Access to data. A description of existing data collection efforts related to the program, including data collected by the applicant and others on outcomes the program is thought to affect, and whether any of these data would also be available for individuals assigned not to receive the program. A successful applicant will have a way to access data to measure the outcomes of interest.
Commitment to using evidence to inform decision-making. Please describe your organization or agency’s commitment to pursuing new opportunities for rigorous evaluation and using evidence to inform decision-making and how a partnership with J-PAL North America and academic researchers would advance these efforts.
Please describe who in your organization or agency would play the lead role in developing a partnership with J-PAL North America and what other staff would be available to support the partnership.
Please describe any experience with research and evaluation to date, including any partnerships with external researchers.
Please provide any additional information on the potential scope of your organization or agency’s partnership with J-PAL North America and how this partnership would support your organization or agency’s priorities.
Letters of support from outside stakeholders: A description of whether the applicant has discussed the evaluation idea with partners who would need to be on board in order for the evaluation to happen (e.g. a school district leader). A letter of support from any external partner(s) necessary to conduct the evaluation is preferred. For representatives of government agencies, you are also encouraged to provide a letter of support for your application from executive leadership.
Contact information. The names and titles of the main contact(s) for this application. Letters must be submitted by an authorized representative of the agency or the organization.

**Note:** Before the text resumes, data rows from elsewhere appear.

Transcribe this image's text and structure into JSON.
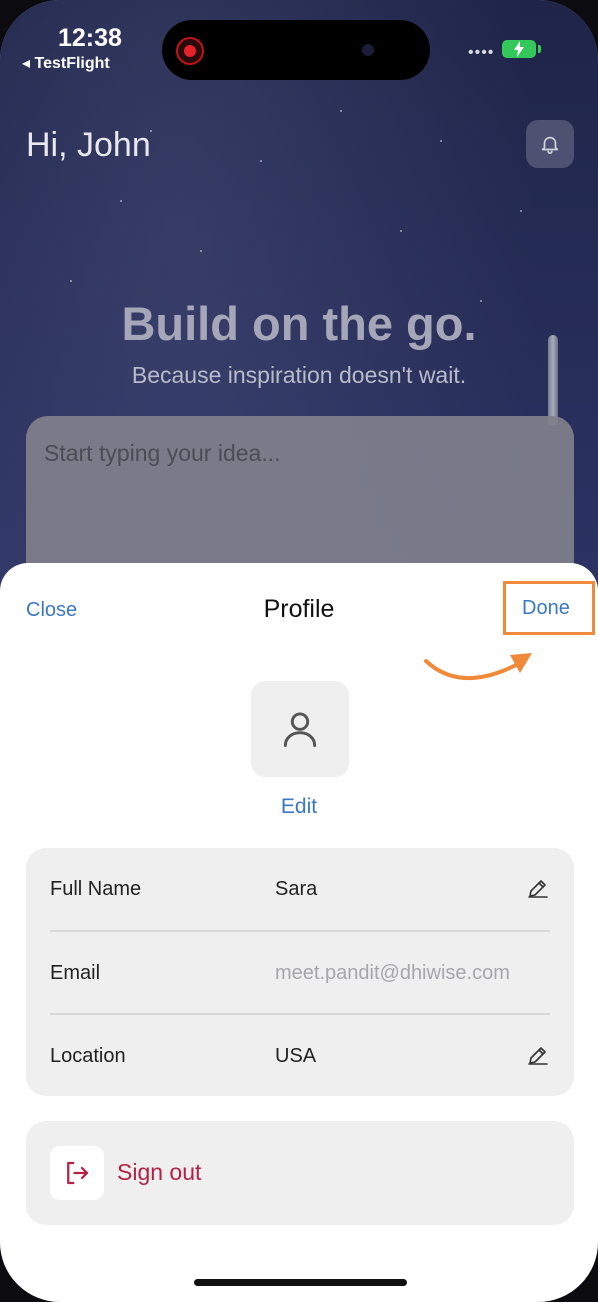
{
  "status_bar": {
    "time": "12:38",
    "back_app": "◂ TestFlight",
    "signal": "••••",
    "battery_color": "#34c759"
  },
  "home": {
    "greeting": "Hi, John",
    "headline": "Build on the go.",
    "subline": "Because inspiration doesn't wait.",
    "idea_placeholder": "Start typing your idea..."
  },
  "sheet": {
    "close_label": "Close",
    "title": "Profile",
    "done_label": "Done",
    "edit_avatar_label": "Edit",
    "fields": [
      {
        "label": "Full Name",
        "value": "Sara",
        "editable": true
      },
      {
        "label": "Email",
        "value": "meet.pandit@dhiwise.com",
        "editable": false
      },
      {
        "label": "Location",
        "value": "USA",
        "editable": true
      }
    ],
    "sign_out_label": "Sign out"
  },
  "colors": {
    "accent_blue": "#3a78c4",
    "sign_out_red": "#b32144",
    "highlight_orange": "#f08a3a"
  }
}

Applicants who have reached the finalist stage will be asked t) to submit a proposed budget.
Please send the completed cover sheet, letter of interest, and letters of support to [email protected] by the application deadline, April 30, 2021.
What is the timeline?
February 1, 2021 - Request for letters of interest announced
February 23, 2021, 11 a.m. ET - Webinar for prospective applicants (registration and recording available here)
April 30, 2021, 5 p.m. ET - Deadline to submit letters of interest
Week of May 17, 2021 - Finalists selected and invited to submit full proposals for funding
September 22, 2021, 8 p.m. ET - Deadline for full proposals
Week of November 8, 2021 - Selected partners announced
November 2021 - November 2022 - Selected partners work with J-PAL North America staff to develop one or more randomized evaluations, find an academic partner, and may apply for full funding to carry out the evaluation.
What type of assistance does J-PAL provide for applicants?
J-PAL North America staff, who are not members of the initiative’s Review Board, are available to provide support to help prospective applicants prepare stronger applications. Prospective applicants are encouraged to reach out to [email protected].
Organizations selected for funding will partner with J-PAL North America and academic researchers to identify and assess opportunities for evaluation, design one or more high-quality randomized evaluations, and engage in training and capacity building activities. Because the State and Local Innovation Competition is focused on helping organizations design and carry out randomized evaluations, applicants to this competition must be open to working with J-PAL North America to look for ways to include random assignment in the implementation of the program or policy they are interested in testing. For example, an oversubscribed program’s slots might be allocated by a lottery; eligible beneficiaries of an undersubscribed program might be randomly encouraged to sign up; and pilot programs or programs being expanded to new locations could provide opportunities to randomly select who receives the program first.
For more information on identifying opportunities for randomized evaluations state and local governments, see our Mobility from Poverty Learning Agenda , “State and Local Priorities: A Blueprint for Future Evaluations on Mobility from Poverty”